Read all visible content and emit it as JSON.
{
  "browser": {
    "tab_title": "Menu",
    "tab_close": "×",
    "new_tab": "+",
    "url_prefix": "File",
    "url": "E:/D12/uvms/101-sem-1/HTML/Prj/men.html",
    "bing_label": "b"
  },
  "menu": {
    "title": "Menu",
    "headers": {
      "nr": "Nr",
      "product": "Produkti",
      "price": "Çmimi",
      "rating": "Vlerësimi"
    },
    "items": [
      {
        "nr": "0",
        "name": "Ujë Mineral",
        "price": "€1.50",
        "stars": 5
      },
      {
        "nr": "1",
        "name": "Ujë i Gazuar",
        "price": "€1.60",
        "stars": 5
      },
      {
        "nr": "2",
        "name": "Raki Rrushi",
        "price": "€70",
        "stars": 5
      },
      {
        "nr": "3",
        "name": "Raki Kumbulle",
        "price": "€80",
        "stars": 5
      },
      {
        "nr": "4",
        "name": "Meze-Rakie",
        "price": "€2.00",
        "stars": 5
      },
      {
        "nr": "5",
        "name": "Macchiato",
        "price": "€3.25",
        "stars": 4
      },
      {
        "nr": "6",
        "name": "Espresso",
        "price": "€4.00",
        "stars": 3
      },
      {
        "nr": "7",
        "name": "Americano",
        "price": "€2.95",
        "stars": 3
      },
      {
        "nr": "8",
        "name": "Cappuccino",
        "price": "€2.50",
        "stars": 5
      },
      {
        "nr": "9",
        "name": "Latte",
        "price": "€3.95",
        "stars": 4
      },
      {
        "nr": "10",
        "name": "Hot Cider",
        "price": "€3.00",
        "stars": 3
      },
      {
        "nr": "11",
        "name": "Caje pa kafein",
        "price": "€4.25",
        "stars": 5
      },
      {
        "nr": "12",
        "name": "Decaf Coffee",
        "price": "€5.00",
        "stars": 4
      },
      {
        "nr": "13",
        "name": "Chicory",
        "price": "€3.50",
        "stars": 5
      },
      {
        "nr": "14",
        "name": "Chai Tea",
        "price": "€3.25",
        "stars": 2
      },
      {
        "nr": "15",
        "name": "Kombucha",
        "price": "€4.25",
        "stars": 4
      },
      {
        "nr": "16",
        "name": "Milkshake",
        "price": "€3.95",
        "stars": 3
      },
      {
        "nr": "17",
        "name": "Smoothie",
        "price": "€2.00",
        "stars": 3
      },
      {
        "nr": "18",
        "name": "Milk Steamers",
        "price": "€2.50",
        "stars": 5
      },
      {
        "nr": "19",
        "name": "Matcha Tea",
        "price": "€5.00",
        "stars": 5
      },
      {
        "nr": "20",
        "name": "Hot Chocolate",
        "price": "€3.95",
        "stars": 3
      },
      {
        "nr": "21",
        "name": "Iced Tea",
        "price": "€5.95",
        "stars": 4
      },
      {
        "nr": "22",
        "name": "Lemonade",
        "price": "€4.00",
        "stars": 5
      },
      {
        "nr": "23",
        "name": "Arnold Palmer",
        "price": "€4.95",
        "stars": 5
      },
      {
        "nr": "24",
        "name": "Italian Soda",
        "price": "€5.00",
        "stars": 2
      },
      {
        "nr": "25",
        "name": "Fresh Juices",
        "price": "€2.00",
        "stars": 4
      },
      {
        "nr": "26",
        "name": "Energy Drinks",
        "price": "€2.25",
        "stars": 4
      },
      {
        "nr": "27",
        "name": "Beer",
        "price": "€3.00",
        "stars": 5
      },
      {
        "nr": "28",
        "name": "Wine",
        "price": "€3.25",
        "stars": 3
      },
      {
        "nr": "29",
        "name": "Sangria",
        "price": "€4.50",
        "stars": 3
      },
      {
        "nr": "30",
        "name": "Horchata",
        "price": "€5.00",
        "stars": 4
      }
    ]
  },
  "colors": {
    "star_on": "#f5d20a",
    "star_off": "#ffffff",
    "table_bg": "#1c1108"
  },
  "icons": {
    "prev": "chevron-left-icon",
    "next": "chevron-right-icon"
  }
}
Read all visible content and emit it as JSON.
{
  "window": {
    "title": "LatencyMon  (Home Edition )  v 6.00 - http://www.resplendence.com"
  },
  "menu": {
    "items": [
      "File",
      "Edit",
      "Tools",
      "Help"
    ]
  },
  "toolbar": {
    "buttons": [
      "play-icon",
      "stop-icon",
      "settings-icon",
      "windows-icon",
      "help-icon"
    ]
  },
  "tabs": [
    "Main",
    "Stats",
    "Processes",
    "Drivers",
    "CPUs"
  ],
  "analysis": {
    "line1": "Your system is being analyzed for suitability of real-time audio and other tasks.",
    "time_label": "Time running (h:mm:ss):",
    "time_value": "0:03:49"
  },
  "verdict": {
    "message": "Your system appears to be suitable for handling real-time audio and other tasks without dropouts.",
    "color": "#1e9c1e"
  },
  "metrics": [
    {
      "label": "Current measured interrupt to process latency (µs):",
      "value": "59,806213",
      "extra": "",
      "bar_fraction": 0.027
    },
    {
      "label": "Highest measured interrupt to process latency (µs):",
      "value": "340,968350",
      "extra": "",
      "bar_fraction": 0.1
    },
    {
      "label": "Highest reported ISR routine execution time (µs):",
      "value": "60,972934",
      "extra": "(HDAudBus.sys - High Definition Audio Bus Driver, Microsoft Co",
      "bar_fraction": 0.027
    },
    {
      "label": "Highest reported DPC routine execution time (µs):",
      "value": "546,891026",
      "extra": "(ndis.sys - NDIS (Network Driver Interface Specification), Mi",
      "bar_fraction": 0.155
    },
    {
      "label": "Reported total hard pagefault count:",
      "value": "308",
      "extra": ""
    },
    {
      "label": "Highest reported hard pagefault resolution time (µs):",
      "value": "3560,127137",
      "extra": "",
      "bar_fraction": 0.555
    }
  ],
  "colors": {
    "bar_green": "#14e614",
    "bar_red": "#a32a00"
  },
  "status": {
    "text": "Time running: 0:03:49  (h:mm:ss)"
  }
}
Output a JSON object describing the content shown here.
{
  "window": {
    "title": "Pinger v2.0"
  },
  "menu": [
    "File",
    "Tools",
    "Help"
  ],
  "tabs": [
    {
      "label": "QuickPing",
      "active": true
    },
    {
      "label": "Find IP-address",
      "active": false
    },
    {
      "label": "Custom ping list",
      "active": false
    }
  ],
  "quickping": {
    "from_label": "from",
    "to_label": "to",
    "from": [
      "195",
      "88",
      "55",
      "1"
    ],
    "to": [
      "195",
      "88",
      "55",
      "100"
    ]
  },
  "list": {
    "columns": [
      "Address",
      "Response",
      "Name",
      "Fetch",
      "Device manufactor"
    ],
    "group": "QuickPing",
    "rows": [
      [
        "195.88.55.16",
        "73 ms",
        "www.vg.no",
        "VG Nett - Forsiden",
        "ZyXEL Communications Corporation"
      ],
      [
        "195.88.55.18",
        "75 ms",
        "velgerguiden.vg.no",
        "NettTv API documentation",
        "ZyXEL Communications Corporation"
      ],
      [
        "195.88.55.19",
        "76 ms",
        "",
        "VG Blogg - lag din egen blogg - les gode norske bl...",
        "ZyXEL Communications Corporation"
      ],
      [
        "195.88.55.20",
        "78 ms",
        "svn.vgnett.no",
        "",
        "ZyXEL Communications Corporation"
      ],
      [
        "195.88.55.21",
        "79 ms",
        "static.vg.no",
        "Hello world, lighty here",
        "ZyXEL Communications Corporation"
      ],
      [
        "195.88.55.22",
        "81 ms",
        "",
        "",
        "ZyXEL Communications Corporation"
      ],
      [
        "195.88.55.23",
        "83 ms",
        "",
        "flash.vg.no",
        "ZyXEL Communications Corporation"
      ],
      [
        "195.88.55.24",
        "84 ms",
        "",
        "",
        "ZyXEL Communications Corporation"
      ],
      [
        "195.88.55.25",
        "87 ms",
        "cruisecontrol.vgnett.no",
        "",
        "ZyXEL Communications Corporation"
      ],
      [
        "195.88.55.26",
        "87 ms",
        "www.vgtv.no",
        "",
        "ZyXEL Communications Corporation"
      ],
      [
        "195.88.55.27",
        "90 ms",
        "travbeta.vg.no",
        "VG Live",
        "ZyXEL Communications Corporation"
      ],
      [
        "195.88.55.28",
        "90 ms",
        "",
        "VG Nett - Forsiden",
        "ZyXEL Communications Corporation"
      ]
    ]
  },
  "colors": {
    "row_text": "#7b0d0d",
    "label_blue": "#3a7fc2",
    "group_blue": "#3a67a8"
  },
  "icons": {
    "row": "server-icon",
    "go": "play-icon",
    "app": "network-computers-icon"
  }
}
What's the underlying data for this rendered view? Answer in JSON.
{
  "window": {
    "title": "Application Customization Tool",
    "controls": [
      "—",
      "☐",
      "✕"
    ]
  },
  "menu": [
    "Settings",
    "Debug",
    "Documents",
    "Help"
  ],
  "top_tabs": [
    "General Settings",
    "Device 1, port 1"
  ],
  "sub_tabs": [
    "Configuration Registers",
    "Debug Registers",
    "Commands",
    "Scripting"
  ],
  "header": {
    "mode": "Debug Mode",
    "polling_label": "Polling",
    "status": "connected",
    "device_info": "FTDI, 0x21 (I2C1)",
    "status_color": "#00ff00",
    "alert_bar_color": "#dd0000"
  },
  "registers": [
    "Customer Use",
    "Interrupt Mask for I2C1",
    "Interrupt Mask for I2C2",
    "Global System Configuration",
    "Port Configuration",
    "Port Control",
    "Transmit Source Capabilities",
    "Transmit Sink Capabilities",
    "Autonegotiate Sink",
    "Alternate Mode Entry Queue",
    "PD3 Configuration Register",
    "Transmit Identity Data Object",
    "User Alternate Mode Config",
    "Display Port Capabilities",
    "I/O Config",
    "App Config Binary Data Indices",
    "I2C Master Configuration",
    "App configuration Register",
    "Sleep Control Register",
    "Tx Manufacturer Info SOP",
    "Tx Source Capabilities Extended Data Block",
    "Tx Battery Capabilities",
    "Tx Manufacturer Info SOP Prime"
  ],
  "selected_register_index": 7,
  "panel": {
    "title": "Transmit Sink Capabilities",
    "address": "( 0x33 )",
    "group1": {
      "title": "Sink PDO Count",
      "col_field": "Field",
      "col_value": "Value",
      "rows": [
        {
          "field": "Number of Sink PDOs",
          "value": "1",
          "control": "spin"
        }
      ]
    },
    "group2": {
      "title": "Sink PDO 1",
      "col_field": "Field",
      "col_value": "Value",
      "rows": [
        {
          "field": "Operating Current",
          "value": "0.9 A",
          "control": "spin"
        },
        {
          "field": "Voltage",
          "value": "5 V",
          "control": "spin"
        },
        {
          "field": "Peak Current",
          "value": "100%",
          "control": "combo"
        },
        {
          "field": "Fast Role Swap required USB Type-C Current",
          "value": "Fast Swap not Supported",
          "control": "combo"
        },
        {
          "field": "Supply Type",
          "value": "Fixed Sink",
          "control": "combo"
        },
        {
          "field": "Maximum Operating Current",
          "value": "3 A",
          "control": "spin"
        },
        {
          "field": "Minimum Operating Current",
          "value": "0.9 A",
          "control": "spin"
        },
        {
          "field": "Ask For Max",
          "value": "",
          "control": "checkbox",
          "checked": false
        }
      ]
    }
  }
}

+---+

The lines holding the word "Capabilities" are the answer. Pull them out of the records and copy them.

    "Transmit Source Capabilities",
    "Transmit Sink Capabilities",
    "Display Port Capabilities",
    "Tx Source Capabilities Extended Data Block",
    "Tx Battery Capabilities",
    "title": "Transmit Sink Capabilities",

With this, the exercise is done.